----- RECORDS PROVIDED

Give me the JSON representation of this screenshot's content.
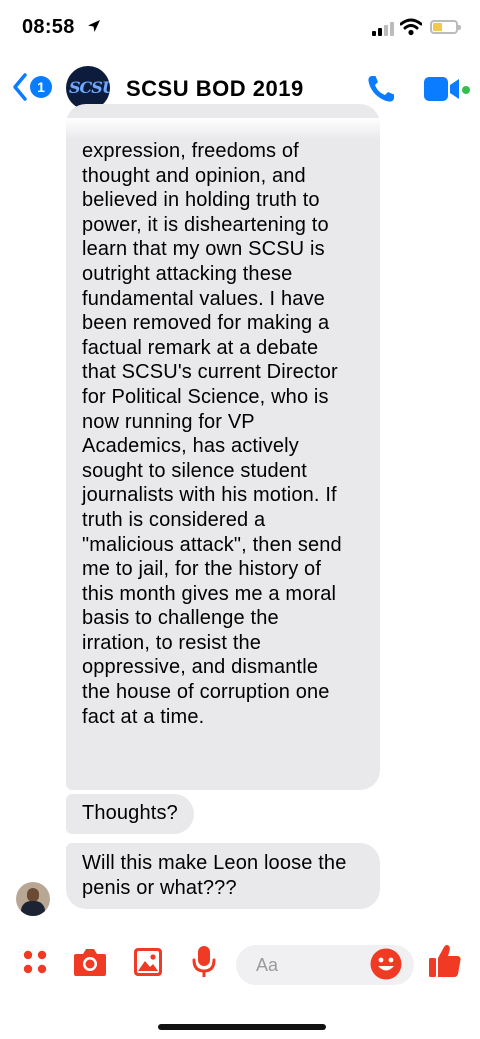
{
  "status_bar": {
    "time": "08:58"
  },
  "header": {
    "back_badge": "1",
    "group_avatar_text": "SCSU",
    "title": "SCSU BOD 2019"
  },
  "messages": {
    "long_lines": [
      "expression, freedoms of",
      "thought and opinion, and",
      "believed in holding truth to",
      "power, it is disheartening to",
      "learn that my own SCSU is",
      "outright attacking these",
      "fundamental values. I have",
      "been removed for making a",
      "factual remark at a debate",
      "that SCSU's current Director",
      "for Political Science, who is",
      "now running for VP",
      "Academics, has actively",
      "sought to silence student",
      "journalists with his motion. If",
      "truth is considered a",
      "\"malicious attack\", then send",
      "me to jail, for the history of",
      "this month gives me a moral",
      "basis to challenge the",
      "irration, to resist the",
      "oppressive, and dismantle",
      "the house of corruption one",
      "fact at a time."
    ],
    "short": "Thoughts?",
    "last_lines": [
      "Will this make Leon loose the",
      "penis or what???"
    ]
  },
  "composer": {
    "placeholder": "Aa"
  },
  "colors": {
    "messenger_blue": "#0a7cff",
    "composer_red": "#f03a24",
    "bubble_gray": "#e9e9eb",
    "online_green": "#31c04a"
  },
  "icons": [
    "location-arrow-icon",
    "signal-icon",
    "wifi-icon",
    "battery-icon",
    "back-chevron-icon",
    "phone-icon",
    "video-icon",
    "more-dots-icon",
    "camera-icon",
    "gallery-icon",
    "microphone-icon",
    "emoji-icon",
    "thumbs-up-icon"
  ]
}
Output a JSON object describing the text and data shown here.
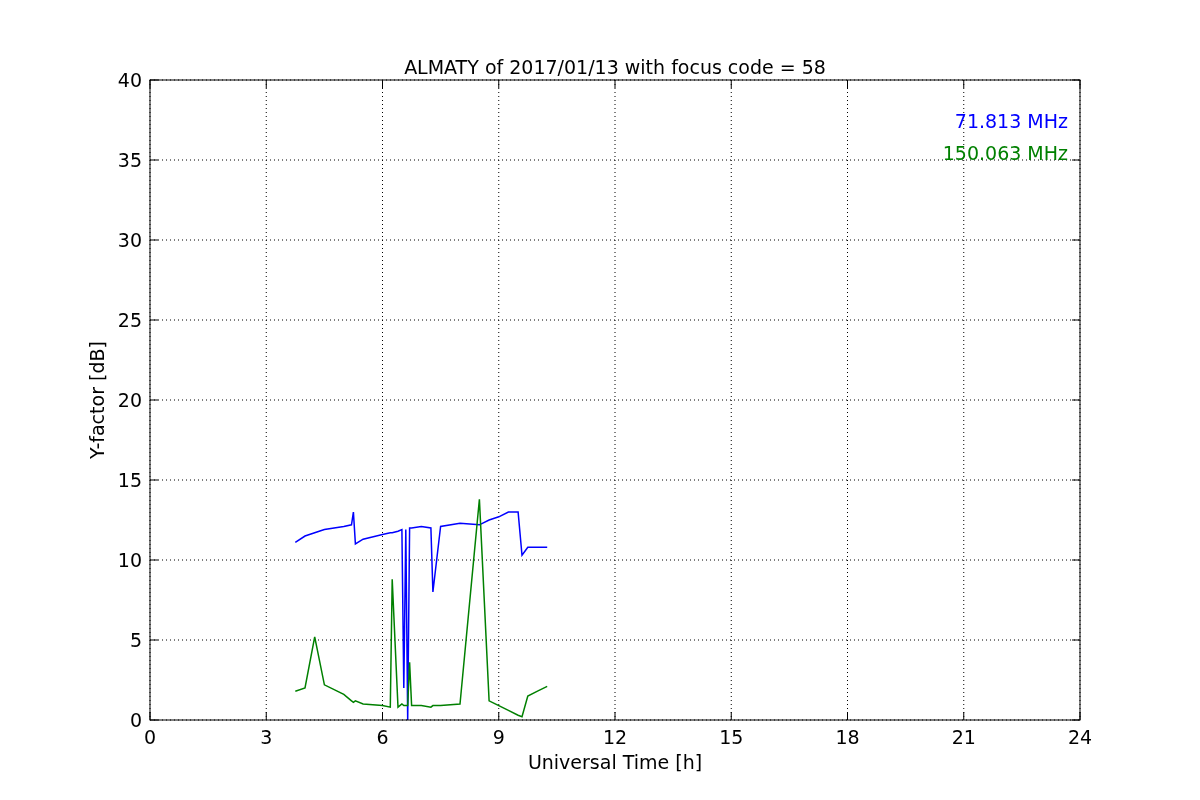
{
  "chart": {
    "chart_data": {
      "type": "line",
      "title": "ALMATY of 2017/01/13 with focus code = 58",
      "xlabel": "Universal Time [h]",
      "ylabel": "Y-factor [dB]",
      "grid": true,
      "xlim": [
        0,
        24
      ],
      "ylim": [
        0,
        40
      ],
      "xticks": [
        0,
        3,
        6,
        9,
        12,
        15,
        18,
        21,
        24
      ],
      "yticks": [
        0,
        5,
        10,
        15,
        20,
        25,
        30,
        35,
        40
      ],
      "x": [
        3.75,
        4,
        4.25,
        4.5,
        5,
        5.2,
        5.25,
        5.3,
        5.5,
        6,
        6.2,
        6.25,
        6.4,
        6.5,
        6.55,
        6.6,
        6.65,
        6.7,
        6.75,
        7,
        7.25,
        7.3,
        7.5,
        8,
        8.5,
        8.75,
        9,
        9.25,
        9.5,
        9.6,
        9.75,
        10,
        10.25
      ],
      "series": [
        {
          "name": "71.813 MHz",
          "color": "#0000ff",
          "values": [
            11.1,
            11.5,
            11.7,
            11.9,
            12.1,
            12.2,
            13.0,
            11.0,
            11.3,
            11.6,
            11.7,
            11.7,
            11.8,
            11.9,
            2,
            11.9,
            0,
            12.0,
            12.0,
            12.1,
            12.0,
            8,
            12.1,
            12.3,
            12.2,
            12.5,
            12.7,
            13.0,
            13.0,
            10.3,
            10.8,
            10.8,
            10.8
          ]
        },
        {
          "name": "150.063 MHz",
          "color": "#008000",
          "values": [
            1.8,
            2.0,
            5.2,
            2.2,
            1.6,
            1.2,
            1.1,
            1.2,
            1.0,
            0.9,
            0.8,
            8.8,
            0.8,
            1.0,
            0.9,
            0.9,
            0.9,
            3.6,
            0.9,
            0.9,
            0.8,
            0.9,
            0.9,
            1.0,
            13.8,
            1.2,
            0.9,
            0.6,
            0.3,
            0.2,
            1.5,
            1.8,
            2.1
          ]
        }
      ]
    }
  }
}
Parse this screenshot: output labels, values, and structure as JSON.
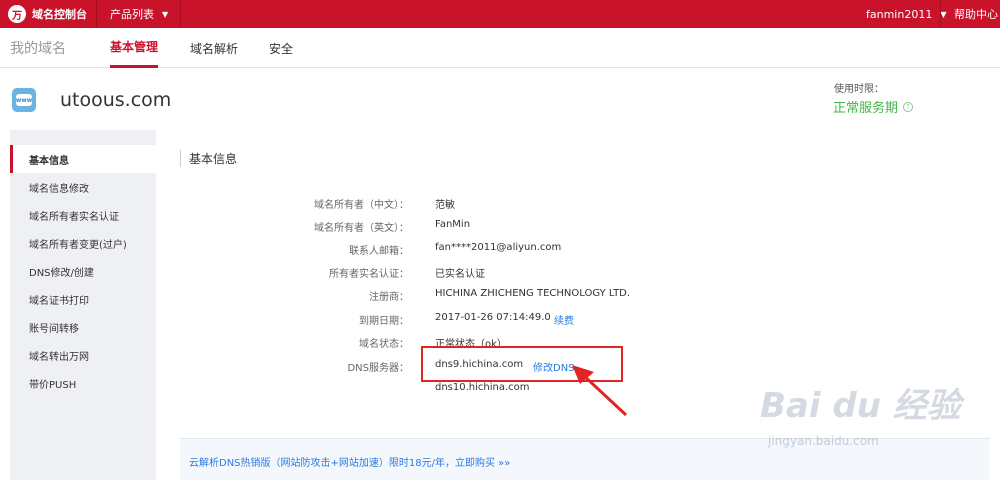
{
  "topbar": {
    "logo_text": "域名控制台",
    "products_label": "产品列表",
    "username": "fanmin2011",
    "help_label": "帮助中心"
  },
  "nav": {
    "title": "我的域名",
    "tabs": [
      {
        "label": "基本管理",
        "active": true
      },
      {
        "label": "域名解析",
        "active": false
      },
      {
        "label": "安全",
        "active": false
      }
    ]
  },
  "domain": {
    "icon_label": "www",
    "name": "utoous.com",
    "term_label": "使用时限：",
    "term_status": "正常服务期",
    "term_help": "?"
  },
  "sidebar": {
    "items": [
      {
        "label": "基本信息",
        "active": true
      },
      {
        "label": "域名信息修改"
      },
      {
        "label": "域名所有者实名认证"
      },
      {
        "label": "域名所有者变更(过户)"
      },
      {
        "label": "DNS修改/创建"
      },
      {
        "label": "域名证书打印"
      },
      {
        "label": "账号间转移"
      },
      {
        "label": "域名转出万网"
      },
      {
        "label": "带价PUSH"
      }
    ]
  },
  "info": {
    "section_title": "基本信息",
    "rows": [
      {
        "label": "域名所有者（中文）：",
        "value": "范敏"
      },
      {
        "label": "域名所有者（英文）：",
        "value": "FanMin"
      },
      {
        "label": "联系人邮箱：",
        "value": "fan****2011@aliyun.com"
      },
      {
        "label": "所有者实名认证：",
        "value": "已实名认证"
      },
      {
        "label": "注册商：",
        "value": "HICHINA ZHICHENG TECHNOLOGY LTD."
      },
      {
        "label": "到期日期：",
        "value": "2017-01-26 07:14:49.0",
        "link": "续费"
      },
      {
        "label": "域名状态：",
        "value": "正常状态（ok）"
      },
      {
        "label": "DNS服务器：",
        "value": "dns9.hichina.com",
        "link": "修改DNS"
      },
      {
        "label": "",
        "value": "dns10.hichina.com"
      }
    ]
  },
  "promo": {
    "text": "云解析DNS热销版（网站防攻击+网站加速）限时18元/年，立即购买 »»"
  },
  "watermark": {
    "text": "Bai du 经验",
    "url": "jingyan.baidu.com"
  },
  "colors": {
    "brand_red": "#c9132b",
    "link_blue": "#2a7ae2",
    "status_green": "#44b549",
    "highlight_red": "#e02424"
  }
}
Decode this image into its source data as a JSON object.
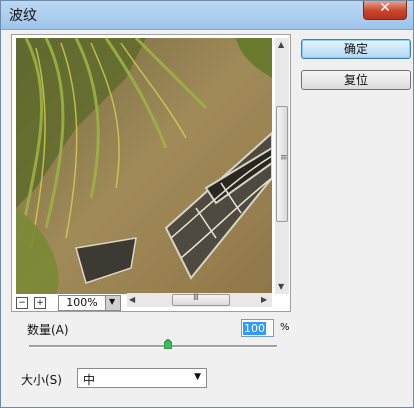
{
  "window": {
    "title": "波纹",
    "close_glyph": "✕"
  },
  "buttons": {
    "ok": "确定",
    "reset": "复位"
  },
  "preview": {
    "zoom_minus": "−",
    "zoom_plus": "+",
    "zoom_level": "100%",
    "scroll_grip_v": "≡",
    "scroll_grip_h": "III"
  },
  "amount": {
    "label": "数量(A)",
    "value": "100",
    "unit": "%",
    "slider_fraction": 0.56
  },
  "size": {
    "label": "大小(S)",
    "selected": "中"
  },
  "icons": {
    "up": "▲",
    "down": "▼",
    "left": "◀",
    "right": "▶"
  }
}
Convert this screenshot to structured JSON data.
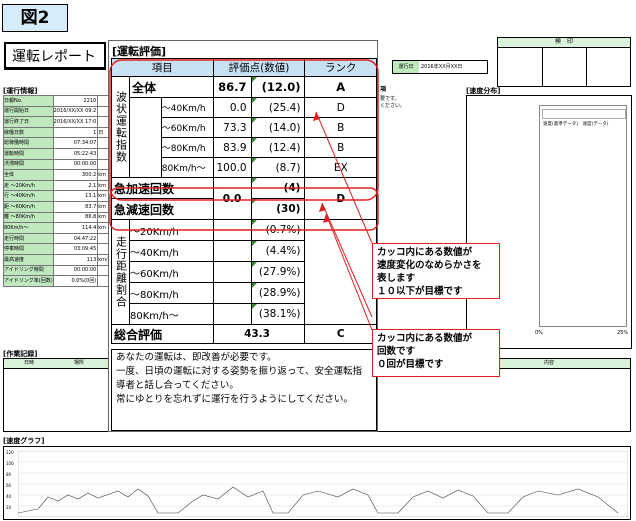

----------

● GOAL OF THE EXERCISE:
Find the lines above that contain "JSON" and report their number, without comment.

● WRITTEN SOLUTION:
5